**WHAT TO DO**
Across the listing below, count the lines that mention the string "JSON". Reply with the figure only.

**MATERIAL FOR THIS TASK**
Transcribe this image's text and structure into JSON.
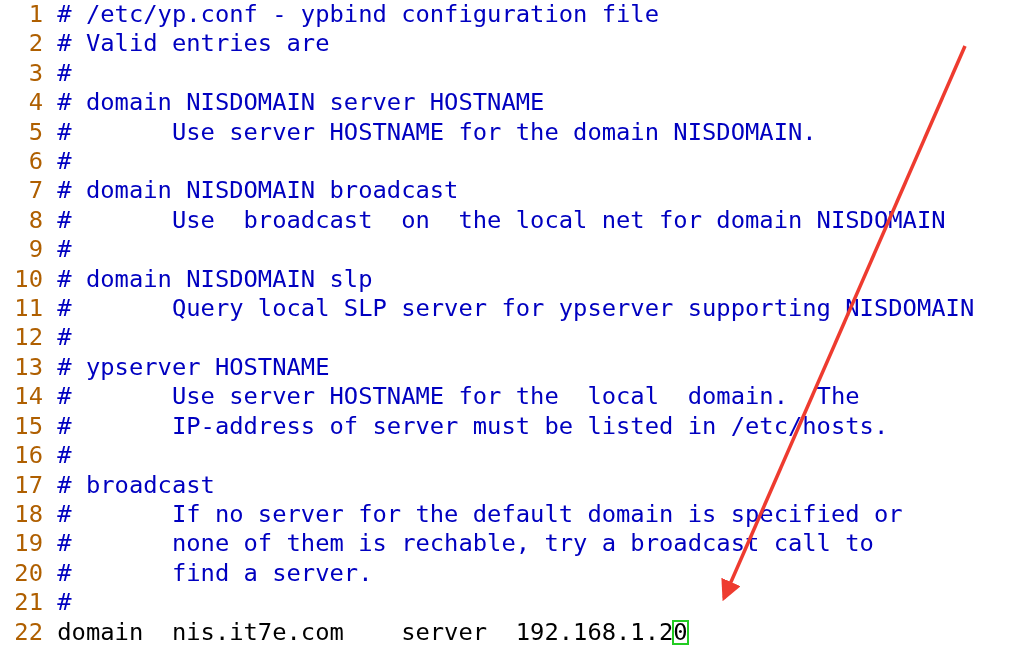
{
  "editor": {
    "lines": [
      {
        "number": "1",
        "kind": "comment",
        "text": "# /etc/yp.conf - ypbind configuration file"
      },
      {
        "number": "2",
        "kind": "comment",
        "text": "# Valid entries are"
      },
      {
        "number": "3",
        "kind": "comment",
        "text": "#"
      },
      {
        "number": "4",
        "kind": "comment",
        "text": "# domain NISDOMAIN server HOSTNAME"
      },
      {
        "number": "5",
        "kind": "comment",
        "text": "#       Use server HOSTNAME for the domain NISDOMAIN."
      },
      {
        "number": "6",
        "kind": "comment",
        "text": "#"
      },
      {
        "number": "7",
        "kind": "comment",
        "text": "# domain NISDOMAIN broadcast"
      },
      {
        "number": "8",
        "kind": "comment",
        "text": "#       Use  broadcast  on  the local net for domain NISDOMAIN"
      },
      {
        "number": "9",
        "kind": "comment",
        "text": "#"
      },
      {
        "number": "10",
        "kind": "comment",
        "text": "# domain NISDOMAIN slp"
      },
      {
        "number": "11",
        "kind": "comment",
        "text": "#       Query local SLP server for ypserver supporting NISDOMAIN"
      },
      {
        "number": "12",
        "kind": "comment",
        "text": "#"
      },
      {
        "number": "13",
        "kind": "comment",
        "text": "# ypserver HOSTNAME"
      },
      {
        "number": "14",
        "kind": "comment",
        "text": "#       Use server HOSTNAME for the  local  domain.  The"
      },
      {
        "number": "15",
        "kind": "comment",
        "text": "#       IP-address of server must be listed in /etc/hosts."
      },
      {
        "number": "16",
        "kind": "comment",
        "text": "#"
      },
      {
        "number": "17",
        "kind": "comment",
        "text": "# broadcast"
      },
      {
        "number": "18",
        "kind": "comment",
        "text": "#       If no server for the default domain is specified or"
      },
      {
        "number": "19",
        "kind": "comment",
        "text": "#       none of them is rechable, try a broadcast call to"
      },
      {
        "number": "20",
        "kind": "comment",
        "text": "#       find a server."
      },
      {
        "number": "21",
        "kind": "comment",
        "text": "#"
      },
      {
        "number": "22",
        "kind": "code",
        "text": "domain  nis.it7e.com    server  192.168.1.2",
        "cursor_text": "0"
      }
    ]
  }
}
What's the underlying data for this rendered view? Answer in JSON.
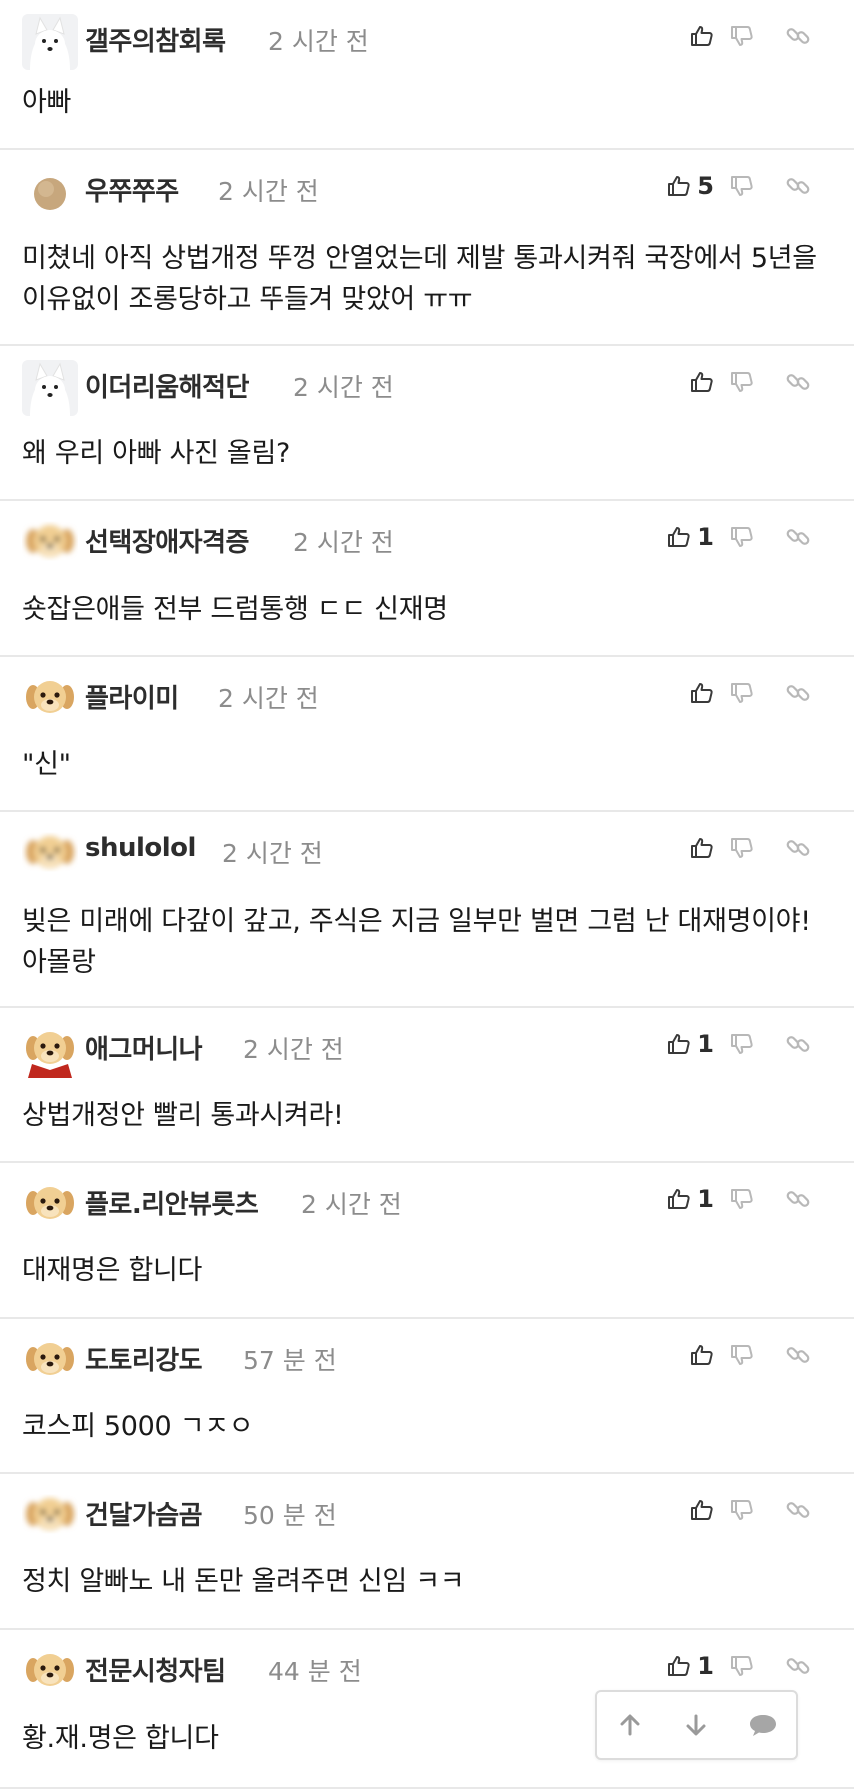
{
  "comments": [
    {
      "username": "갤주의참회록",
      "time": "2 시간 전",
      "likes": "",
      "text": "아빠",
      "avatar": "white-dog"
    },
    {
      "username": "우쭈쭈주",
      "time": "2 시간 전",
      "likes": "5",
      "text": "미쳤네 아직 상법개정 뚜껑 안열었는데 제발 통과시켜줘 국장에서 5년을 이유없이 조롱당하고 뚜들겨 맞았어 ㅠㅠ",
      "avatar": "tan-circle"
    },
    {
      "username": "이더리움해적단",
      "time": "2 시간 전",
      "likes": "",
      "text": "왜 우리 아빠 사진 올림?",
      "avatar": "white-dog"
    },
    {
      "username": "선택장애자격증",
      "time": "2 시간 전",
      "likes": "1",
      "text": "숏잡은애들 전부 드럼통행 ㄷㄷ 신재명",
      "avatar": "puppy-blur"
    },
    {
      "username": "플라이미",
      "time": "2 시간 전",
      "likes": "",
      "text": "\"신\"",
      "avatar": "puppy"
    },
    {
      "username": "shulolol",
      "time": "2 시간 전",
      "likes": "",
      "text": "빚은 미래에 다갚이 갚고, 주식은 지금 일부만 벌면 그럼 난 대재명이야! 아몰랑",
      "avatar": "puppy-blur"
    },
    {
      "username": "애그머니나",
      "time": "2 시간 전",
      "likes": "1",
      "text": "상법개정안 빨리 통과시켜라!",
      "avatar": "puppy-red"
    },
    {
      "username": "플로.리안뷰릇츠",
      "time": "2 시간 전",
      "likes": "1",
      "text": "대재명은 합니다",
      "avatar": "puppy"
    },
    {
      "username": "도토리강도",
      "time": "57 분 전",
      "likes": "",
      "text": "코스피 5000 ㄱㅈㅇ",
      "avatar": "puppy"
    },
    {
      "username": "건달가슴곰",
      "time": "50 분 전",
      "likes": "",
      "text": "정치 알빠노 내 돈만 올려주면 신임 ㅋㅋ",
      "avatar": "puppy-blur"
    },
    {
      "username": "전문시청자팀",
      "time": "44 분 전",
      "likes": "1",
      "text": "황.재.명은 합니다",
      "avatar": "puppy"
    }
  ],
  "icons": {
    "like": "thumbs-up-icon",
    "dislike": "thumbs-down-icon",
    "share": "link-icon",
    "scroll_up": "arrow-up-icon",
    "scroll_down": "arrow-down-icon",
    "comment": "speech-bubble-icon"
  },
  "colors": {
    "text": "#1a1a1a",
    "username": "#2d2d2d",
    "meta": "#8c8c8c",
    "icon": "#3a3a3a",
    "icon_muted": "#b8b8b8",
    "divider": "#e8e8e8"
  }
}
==
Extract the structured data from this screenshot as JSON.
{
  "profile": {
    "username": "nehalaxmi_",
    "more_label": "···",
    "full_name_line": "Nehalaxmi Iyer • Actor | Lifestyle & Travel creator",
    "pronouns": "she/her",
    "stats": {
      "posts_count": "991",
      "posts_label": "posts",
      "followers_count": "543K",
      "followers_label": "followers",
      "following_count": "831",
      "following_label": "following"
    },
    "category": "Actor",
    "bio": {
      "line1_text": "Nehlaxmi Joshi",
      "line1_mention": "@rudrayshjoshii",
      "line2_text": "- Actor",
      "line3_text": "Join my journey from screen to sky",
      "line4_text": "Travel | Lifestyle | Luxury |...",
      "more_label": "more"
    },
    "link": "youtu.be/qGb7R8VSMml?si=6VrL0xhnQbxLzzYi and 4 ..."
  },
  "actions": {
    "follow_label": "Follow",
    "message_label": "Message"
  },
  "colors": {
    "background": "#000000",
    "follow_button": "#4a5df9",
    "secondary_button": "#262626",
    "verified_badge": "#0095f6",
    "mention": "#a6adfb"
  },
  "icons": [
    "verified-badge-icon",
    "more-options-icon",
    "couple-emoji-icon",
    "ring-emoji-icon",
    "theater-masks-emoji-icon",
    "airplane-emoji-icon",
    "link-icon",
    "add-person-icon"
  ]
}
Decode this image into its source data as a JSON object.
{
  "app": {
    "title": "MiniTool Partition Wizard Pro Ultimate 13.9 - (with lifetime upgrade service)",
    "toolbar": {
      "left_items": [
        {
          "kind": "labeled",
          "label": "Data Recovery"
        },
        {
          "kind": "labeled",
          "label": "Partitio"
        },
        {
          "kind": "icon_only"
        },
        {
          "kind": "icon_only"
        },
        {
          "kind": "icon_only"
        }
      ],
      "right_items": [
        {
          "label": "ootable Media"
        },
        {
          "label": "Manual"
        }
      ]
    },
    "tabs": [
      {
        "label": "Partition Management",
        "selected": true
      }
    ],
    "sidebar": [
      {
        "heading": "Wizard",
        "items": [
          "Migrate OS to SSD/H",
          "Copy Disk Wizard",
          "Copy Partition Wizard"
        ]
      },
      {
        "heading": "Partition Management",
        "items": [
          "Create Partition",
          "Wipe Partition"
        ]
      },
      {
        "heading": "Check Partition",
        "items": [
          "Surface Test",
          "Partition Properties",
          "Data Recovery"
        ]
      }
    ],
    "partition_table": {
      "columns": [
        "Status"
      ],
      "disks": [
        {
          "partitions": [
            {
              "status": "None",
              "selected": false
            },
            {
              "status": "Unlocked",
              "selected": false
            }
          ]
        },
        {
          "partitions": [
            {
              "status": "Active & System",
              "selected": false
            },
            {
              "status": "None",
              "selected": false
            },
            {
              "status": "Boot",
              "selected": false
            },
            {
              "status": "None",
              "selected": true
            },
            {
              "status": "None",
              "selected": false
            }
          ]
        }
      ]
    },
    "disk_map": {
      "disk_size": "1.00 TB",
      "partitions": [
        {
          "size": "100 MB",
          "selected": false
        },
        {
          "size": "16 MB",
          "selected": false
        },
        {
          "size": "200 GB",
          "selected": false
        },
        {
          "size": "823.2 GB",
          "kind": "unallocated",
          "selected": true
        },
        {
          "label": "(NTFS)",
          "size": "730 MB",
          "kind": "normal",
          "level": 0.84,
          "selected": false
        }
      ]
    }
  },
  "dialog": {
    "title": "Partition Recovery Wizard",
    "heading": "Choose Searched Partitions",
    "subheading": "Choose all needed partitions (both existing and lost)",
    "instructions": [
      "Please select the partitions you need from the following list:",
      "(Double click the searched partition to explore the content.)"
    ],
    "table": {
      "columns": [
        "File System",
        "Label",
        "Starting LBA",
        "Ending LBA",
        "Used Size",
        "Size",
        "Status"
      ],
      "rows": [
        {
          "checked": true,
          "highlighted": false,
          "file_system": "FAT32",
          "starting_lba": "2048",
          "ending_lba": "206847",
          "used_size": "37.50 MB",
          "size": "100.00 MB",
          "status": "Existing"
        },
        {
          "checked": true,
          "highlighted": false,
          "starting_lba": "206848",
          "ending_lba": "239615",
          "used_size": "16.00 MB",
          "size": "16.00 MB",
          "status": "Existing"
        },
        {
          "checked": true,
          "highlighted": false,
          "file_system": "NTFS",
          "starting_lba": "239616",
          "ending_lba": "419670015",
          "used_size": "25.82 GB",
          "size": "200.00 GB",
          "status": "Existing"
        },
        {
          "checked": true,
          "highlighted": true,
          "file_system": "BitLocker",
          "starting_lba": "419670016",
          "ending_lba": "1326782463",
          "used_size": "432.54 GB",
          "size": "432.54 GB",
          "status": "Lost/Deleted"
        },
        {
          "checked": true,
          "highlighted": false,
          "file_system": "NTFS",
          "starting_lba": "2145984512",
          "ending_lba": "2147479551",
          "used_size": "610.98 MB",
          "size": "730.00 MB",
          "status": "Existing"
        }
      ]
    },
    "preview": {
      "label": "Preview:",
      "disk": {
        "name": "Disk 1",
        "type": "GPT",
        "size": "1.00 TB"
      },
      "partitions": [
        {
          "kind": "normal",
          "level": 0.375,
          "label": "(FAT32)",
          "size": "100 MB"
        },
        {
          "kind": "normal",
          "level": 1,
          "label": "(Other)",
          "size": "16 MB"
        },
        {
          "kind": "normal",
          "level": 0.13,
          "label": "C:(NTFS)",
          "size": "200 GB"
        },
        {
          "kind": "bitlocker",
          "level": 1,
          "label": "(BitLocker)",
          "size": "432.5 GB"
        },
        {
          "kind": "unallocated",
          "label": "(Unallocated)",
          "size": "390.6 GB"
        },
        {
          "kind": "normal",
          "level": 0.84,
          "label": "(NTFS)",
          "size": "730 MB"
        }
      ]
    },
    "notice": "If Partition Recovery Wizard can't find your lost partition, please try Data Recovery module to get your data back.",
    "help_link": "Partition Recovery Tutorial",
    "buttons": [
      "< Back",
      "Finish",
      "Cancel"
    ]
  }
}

**TASK OUTPUT**
4